* [Work instruction]
Pull every "JOIN" line out of the data below.
══ Provided information ══
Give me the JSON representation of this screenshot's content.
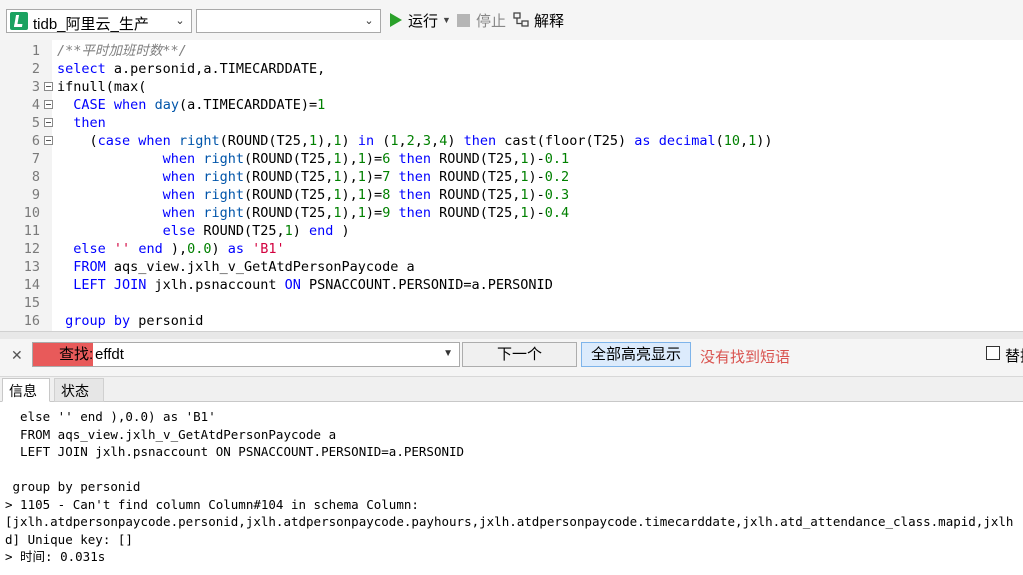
{
  "toolbar": {
    "connection": "tidb_阿里云_生产",
    "database": "",
    "run_label": "运行",
    "stop_label": "停止",
    "explain_label": "解释"
  },
  "editor": {
    "lines": [
      {
        "n": "1",
        "tokens": [
          [
            "c",
            "/**平时加班时数**/"
          ]
        ]
      },
      {
        "n": "2",
        "tokens": [
          [
            "k",
            "select"
          ],
          [
            "",
            " a.personid,a.TIMECARDDATE,"
          ]
        ]
      },
      {
        "n": "3",
        "fold": true,
        "tokens": [
          [
            "",
            "ifnull(max("
          ]
        ]
      },
      {
        "n": "4",
        "fold": true,
        "tokens": [
          [
            "",
            "  "
          ],
          [
            "k",
            "CASE"
          ],
          [
            "",
            " "
          ],
          [
            "k",
            "when"
          ],
          [
            "",
            " "
          ],
          [
            "f",
            "day"
          ],
          [
            "",
            "(a.TIMECARDDATE)="
          ],
          [
            "n",
            "1"
          ]
        ]
      },
      {
        "n": "5",
        "fold": true,
        "tokens": [
          [
            "",
            "  "
          ],
          [
            "k",
            "then"
          ]
        ]
      },
      {
        "n": "6",
        "fold": true,
        "tokens": [
          [
            "",
            "    ("
          ],
          [
            "k",
            "case"
          ],
          [
            "",
            " "
          ],
          [
            "k",
            "when"
          ],
          [
            "",
            " "
          ],
          [
            "f",
            "right"
          ],
          [
            "",
            "(ROUND(T25,"
          ],
          [
            "n",
            "1"
          ],
          [
            "",
            "),"
          ],
          [
            "n",
            "1"
          ],
          [
            "",
            ") "
          ],
          [
            "k",
            "in"
          ],
          [
            "",
            " ("
          ],
          [
            "n",
            "1"
          ],
          [
            "",
            ","
          ],
          [
            "n",
            "2"
          ],
          [
            "",
            ","
          ],
          [
            "n",
            "3"
          ],
          [
            "",
            ","
          ],
          [
            "n",
            "4"
          ],
          [
            "",
            ") "
          ],
          [
            "k",
            "then"
          ],
          [
            "",
            " cast(floor(T25) "
          ],
          [
            "k",
            "as"
          ],
          [
            "",
            " "
          ],
          [
            "k",
            "decimal"
          ],
          [
            "",
            "("
          ],
          [
            "n",
            "10"
          ],
          [
            "",
            ","
          ],
          [
            "n",
            "1"
          ],
          [
            "",
            "))"
          ]
        ]
      },
      {
        "n": "7",
        "tokens": [
          [
            "",
            "             "
          ],
          [
            "k",
            "when"
          ],
          [
            "",
            " "
          ],
          [
            "f",
            "right"
          ],
          [
            "",
            "(ROUND(T25,"
          ],
          [
            "n",
            "1"
          ],
          [
            "",
            "),"
          ],
          [
            "n",
            "1"
          ],
          [
            "",
            ")="
          ],
          [
            "n",
            "6"
          ],
          [
            "",
            " "
          ],
          [
            "k",
            "then"
          ],
          [
            "",
            " ROUND(T25,"
          ],
          [
            "n",
            "1"
          ],
          [
            "",
            ")-"
          ],
          [
            "n",
            "0.1"
          ]
        ]
      },
      {
        "n": "8",
        "tokens": [
          [
            "",
            "             "
          ],
          [
            "k",
            "when"
          ],
          [
            "",
            " "
          ],
          [
            "f",
            "right"
          ],
          [
            "",
            "(ROUND(T25,"
          ],
          [
            "n",
            "1"
          ],
          [
            "",
            "),"
          ],
          [
            "n",
            "1"
          ],
          [
            "",
            ")="
          ],
          [
            "n",
            "7"
          ],
          [
            "",
            " "
          ],
          [
            "k",
            "then"
          ],
          [
            "",
            " ROUND(T25,"
          ],
          [
            "n",
            "1"
          ],
          [
            "",
            ")-"
          ],
          [
            "n",
            "0.2"
          ]
        ]
      },
      {
        "n": "9",
        "tokens": [
          [
            "",
            "             "
          ],
          [
            "k",
            "when"
          ],
          [
            "",
            " "
          ],
          [
            "f",
            "right"
          ],
          [
            "",
            "(ROUND(T25,"
          ],
          [
            "n",
            "1"
          ],
          [
            "",
            "),"
          ],
          [
            "n",
            "1"
          ],
          [
            "",
            ")="
          ],
          [
            "n",
            "8"
          ],
          [
            "",
            " "
          ],
          [
            "k",
            "then"
          ],
          [
            "",
            " ROUND(T25,"
          ],
          [
            "n",
            "1"
          ],
          [
            "",
            ")-"
          ],
          [
            "n",
            "0.3"
          ]
        ]
      },
      {
        "n": "10",
        "tokens": [
          [
            "",
            "             "
          ],
          [
            "k",
            "when"
          ],
          [
            "",
            " "
          ],
          [
            "f",
            "right"
          ],
          [
            "",
            "(ROUND(T25,"
          ],
          [
            "n",
            "1"
          ],
          [
            "",
            "),"
          ],
          [
            "n",
            "1"
          ],
          [
            "",
            ")="
          ],
          [
            "n",
            "9"
          ],
          [
            "",
            " "
          ],
          [
            "k",
            "then"
          ],
          [
            "",
            " ROUND(T25,"
          ],
          [
            "n",
            "1"
          ],
          [
            "",
            ")-"
          ],
          [
            "n",
            "0.4"
          ]
        ]
      },
      {
        "n": "11",
        "tokens": [
          [
            "",
            "             "
          ],
          [
            "k",
            "else"
          ],
          [
            "",
            " ROUND(T25,"
          ],
          [
            "n",
            "1"
          ],
          [
            "",
            ") "
          ],
          [
            "k",
            "end"
          ],
          [
            "",
            " )"
          ]
        ]
      },
      {
        "n": "12",
        "tokens": [
          [
            "",
            "  "
          ],
          [
            "k",
            "else"
          ],
          [
            "",
            " "
          ],
          [
            "s",
            "''"
          ],
          [
            "",
            " "
          ],
          [
            "k",
            "end"
          ],
          [
            "",
            " ),"
          ],
          [
            "n",
            "0.0"
          ],
          [
            "",
            ") "
          ],
          [
            "k",
            "as"
          ],
          [
            "",
            " "
          ],
          [
            "s",
            "'B1'"
          ]
        ]
      },
      {
        "n": "13",
        "tokens": [
          [
            "",
            "  "
          ],
          [
            "k",
            "FROM"
          ],
          [
            "",
            " aqs_view.jxlh_v_GetAtdPersonPaycode a"
          ]
        ]
      },
      {
        "n": "14",
        "tokens": [
          [
            "",
            "  "
          ],
          [
            "k",
            "LEFT JOIN"
          ],
          [
            "",
            " jxlh.psnaccount "
          ],
          [
            "k",
            "ON"
          ],
          [
            "",
            " PSNACCOUNT.PERSONID=a.PERSONID"
          ]
        ]
      },
      {
        "n": "15",
        "tokens": []
      },
      {
        "n": "16",
        "tokens": [
          [
            "",
            " "
          ],
          [
            "k",
            "group by"
          ],
          [
            "",
            " personid"
          ]
        ]
      }
    ]
  },
  "findbar": {
    "label": "查找:",
    "query": "effdt",
    "next_label": "下一个",
    "highlight_all_label": "全部高亮显示",
    "status": "没有找到短语",
    "replace_label": "替换"
  },
  "tabs": {
    "info": "信息",
    "status": "状态"
  },
  "output": {
    "lines": [
      "  else '' end ),0.0) as 'B1'",
      "  FROM aqs_view.jxlh_v_GetAtdPersonPaycode a",
      "  LEFT JOIN jxlh.psnaccount ON PSNACCOUNT.PERSONID=a.PERSONID",
      "",
      " group by personid",
      "> 1105 - Can't find column Column#104 in schema Column: ",
      "[jxlh.atdpersonpaycode.personid,jxlh.atdpersonpaycode.payhours,jxlh.atdpersonpaycode.timecarddate,jxlh.atd_attendance_class.mapid,jxlh",
      "d] Unique key: []",
      "> 时间: 0.031s"
    ]
  },
  "colors": {
    "keyword": "#0000ff",
    "number": "#008000",
    "string": "#d2003e",
    "comment": "#808080",
    "find_label_bg": "#e85a5a",
    "status_error": "#d9534f"
  }
}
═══
* [Solution]
            "LEFT JOIN"
      "  LEFT JOIN jxlh.psnaccount ON PSNACCOUNT.PERSONID=a.PERSONID",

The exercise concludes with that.